**Items from a dataset:**
========

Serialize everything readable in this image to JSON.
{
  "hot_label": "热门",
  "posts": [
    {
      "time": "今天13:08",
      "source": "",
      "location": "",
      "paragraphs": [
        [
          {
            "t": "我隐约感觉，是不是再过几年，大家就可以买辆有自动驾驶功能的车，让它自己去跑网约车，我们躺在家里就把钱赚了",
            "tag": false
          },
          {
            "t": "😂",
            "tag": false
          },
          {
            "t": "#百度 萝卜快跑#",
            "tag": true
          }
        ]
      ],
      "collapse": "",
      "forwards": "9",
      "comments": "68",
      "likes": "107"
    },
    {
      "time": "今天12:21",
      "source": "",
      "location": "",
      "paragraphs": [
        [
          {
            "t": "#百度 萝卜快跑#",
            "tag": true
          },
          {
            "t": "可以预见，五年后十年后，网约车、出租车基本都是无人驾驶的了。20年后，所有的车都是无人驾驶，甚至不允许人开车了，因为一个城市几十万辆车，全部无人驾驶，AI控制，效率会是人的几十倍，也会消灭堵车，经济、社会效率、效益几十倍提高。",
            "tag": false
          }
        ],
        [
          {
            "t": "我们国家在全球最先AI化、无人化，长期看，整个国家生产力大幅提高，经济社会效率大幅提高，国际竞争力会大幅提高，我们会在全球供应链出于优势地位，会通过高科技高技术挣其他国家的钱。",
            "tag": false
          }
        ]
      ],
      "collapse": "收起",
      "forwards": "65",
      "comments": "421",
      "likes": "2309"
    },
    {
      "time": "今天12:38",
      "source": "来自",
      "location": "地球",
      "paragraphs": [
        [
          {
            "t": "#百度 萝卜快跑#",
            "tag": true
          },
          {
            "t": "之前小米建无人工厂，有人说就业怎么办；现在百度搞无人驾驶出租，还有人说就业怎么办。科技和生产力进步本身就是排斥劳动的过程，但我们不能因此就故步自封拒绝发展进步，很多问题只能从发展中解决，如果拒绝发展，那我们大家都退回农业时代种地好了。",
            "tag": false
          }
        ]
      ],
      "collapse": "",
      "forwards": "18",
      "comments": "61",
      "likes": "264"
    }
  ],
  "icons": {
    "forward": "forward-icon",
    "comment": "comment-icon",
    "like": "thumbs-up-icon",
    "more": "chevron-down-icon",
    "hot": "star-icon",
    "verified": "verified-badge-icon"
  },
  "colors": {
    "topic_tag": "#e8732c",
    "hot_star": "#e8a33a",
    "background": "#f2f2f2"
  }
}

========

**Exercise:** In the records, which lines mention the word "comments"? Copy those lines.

**Solution to the exercise:**
      "comments": "68",
      "comments": "421",
      "comments": "61",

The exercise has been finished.